How long ago did I forget about those old timey petunias. A lot of time passed, then suddenly I couldn’t escape them. A woman down Florida way spotted them in my photograph of a country store along old US 1. “Did you notice the old timey petunias by the store’s steps?”

I brought up the photo and there they were, a cluster of ten or so, frozen by the shutter, flowers dancing in an old Disney cartoon classic. For some reason, all faced away from the sun, gazing at their own shadows. And then I discovered vintage petunias a week ago at an old homeplace. Discovered them in person in a large field adjacent to the ruins of an old tenant home.

Just this week I worked on a story about a woman who loved trains and the trainman who visited this woman who waved at the trains said this: “I walked through Miss Johnnies’ fragrant purple old timey petunias; the perennial kind our southern grandmothers grew in their yards.”

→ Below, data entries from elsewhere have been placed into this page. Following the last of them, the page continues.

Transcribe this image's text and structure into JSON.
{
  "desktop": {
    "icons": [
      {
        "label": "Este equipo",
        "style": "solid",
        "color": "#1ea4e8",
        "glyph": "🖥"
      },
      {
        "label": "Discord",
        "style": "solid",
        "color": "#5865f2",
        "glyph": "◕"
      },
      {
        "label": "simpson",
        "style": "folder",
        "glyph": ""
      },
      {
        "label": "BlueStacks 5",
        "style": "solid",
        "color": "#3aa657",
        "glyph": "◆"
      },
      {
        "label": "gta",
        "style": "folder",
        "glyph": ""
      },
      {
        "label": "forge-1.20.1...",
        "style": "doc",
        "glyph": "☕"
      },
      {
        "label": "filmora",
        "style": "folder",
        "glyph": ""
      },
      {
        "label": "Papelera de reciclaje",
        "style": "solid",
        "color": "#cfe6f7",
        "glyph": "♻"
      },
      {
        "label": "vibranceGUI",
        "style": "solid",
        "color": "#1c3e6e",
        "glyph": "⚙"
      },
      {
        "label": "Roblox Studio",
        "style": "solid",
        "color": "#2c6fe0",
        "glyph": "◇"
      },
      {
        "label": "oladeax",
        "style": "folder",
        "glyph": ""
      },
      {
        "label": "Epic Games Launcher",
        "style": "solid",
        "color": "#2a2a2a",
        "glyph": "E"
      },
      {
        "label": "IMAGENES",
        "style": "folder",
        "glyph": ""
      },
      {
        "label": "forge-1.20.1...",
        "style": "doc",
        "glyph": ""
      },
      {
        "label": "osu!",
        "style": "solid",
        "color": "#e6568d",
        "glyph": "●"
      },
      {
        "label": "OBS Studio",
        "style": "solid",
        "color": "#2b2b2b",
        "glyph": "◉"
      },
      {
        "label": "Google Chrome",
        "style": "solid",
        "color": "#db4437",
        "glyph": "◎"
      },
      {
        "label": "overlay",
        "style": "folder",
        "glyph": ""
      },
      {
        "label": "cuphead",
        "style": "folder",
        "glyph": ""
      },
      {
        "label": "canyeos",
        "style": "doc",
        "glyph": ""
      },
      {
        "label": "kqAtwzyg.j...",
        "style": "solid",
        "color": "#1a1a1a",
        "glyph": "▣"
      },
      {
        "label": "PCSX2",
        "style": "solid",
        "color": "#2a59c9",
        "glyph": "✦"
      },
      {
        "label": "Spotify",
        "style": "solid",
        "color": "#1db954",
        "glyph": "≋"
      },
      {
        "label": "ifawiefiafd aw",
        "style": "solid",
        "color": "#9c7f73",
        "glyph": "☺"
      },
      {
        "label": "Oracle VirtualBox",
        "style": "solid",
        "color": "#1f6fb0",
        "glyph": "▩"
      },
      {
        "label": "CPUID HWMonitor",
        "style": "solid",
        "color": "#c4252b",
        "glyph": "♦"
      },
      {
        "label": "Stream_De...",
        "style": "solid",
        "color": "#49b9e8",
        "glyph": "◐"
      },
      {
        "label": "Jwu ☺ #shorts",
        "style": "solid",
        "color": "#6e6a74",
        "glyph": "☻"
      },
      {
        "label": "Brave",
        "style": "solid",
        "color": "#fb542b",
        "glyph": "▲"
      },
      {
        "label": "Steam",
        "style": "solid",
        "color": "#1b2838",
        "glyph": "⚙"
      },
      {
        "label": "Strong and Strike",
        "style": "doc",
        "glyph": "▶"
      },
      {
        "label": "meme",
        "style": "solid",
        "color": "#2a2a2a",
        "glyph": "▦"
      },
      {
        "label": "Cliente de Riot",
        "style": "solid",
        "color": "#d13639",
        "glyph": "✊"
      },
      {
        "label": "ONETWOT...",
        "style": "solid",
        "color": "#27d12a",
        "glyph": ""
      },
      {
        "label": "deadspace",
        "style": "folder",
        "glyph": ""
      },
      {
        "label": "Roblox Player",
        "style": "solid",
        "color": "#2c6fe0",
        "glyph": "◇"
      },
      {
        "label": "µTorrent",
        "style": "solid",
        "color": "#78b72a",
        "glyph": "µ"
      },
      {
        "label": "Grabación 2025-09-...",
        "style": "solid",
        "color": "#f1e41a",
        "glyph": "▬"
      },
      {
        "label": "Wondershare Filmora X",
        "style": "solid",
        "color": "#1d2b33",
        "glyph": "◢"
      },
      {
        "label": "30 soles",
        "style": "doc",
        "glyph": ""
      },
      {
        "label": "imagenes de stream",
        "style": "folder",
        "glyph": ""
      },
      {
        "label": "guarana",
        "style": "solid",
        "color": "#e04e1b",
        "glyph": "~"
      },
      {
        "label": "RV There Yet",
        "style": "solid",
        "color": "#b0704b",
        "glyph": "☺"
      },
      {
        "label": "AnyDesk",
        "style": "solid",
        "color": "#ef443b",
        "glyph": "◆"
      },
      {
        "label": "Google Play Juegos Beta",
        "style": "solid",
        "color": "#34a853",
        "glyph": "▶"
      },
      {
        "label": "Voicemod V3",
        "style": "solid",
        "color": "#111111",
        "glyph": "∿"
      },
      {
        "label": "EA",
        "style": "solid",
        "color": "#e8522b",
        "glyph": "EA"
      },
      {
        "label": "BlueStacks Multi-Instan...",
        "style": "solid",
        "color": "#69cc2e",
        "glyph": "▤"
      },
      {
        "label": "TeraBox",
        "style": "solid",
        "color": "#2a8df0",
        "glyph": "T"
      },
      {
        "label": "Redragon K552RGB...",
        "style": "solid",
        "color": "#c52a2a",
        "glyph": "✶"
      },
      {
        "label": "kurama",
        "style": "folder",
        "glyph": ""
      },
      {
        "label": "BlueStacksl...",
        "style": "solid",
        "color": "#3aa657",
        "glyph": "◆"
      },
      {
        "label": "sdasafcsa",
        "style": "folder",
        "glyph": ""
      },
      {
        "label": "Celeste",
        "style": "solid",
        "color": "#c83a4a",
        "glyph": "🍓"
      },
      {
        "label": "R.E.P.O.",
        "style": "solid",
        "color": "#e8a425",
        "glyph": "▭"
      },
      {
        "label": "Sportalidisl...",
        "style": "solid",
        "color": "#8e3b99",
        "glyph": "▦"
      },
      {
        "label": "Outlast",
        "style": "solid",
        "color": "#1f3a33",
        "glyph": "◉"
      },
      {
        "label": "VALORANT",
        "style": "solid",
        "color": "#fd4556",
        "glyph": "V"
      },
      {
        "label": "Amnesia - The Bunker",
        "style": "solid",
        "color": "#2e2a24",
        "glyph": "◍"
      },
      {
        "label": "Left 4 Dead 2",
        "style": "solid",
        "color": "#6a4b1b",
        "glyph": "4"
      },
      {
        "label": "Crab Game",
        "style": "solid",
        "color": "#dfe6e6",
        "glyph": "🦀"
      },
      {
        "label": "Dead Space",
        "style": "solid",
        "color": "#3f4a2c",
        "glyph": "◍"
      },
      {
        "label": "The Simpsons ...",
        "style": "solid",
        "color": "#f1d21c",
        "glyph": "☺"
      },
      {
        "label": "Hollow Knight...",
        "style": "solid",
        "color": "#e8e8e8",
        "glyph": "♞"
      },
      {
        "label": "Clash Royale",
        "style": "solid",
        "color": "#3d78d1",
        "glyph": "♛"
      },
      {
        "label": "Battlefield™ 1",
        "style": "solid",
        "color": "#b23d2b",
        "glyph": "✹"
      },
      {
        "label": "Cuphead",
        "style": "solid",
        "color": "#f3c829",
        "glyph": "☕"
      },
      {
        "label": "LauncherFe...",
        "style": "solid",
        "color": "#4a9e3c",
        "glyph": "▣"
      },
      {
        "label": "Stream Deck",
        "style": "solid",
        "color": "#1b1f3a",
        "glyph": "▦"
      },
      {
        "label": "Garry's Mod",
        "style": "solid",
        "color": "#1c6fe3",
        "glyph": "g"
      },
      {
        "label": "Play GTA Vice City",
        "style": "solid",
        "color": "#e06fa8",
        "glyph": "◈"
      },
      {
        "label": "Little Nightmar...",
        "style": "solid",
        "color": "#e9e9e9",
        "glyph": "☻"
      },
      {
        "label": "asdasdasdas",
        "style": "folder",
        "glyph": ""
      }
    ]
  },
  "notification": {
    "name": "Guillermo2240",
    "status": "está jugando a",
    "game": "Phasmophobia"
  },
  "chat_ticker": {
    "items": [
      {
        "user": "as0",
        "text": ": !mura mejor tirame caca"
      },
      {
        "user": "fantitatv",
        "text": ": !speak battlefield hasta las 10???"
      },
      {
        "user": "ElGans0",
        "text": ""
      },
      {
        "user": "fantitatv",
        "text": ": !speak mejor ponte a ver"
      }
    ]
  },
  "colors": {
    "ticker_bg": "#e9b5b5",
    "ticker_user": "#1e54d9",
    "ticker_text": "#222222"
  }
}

Yep, that would be correct.

Photo by Tom Poland

Old fashioned petunias, what I refer to as Grandma’s petunias are still out there, straight from childhood. This hardy, aromatic heirloom flower hints of old home places, and indeed that’s where I stumbled upon them. Think of them as vintage flowers. I recall my late Mom talking about old-fashioned petunias and a flower that has a beautiful name, delphinium, oh, and plumbago too. Finally, I saw old petunias in person and this time recognized them for what they are, vintage flowers.  Read the rest of this entry »

People wait in line at Airport High School to listen to President Donald Trump speak

People wait in line at Airport High School to get in to listen to President Donald Trump speak during a campaign rally for Henry McMaster. 6/25/18 (Tracy Glantz/The State)

President Donald Trump greets Henry McMaster during a rally at Airport High School

President Donald Trump greets Henry McMaster during a rally at Airport High School. 6/25/18 (Tracy Glantz/The State)